Interface dataset entries
================

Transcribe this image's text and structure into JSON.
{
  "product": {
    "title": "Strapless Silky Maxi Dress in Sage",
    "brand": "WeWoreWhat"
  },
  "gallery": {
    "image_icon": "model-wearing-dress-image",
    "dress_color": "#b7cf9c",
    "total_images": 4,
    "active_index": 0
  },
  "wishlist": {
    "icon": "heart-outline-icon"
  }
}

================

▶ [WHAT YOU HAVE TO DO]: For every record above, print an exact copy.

▶ [ANSWER FOR THE TASK]:
Transcribe this image's text and structure into JSON.
{
  "product": {
    "title": "Strapless Silky Maxi Dress in Sage",
    "brand": "WeWoreWhat"
  },
  "gallery": {
    "image_icon": "model-wearing-dress-image",
    "dress_color": "#b7cf9c",
    "total_images": 4,
    "active_index": 0
  },
  "wishlist": {
    "icon": "heart-outline-icon"
  }
}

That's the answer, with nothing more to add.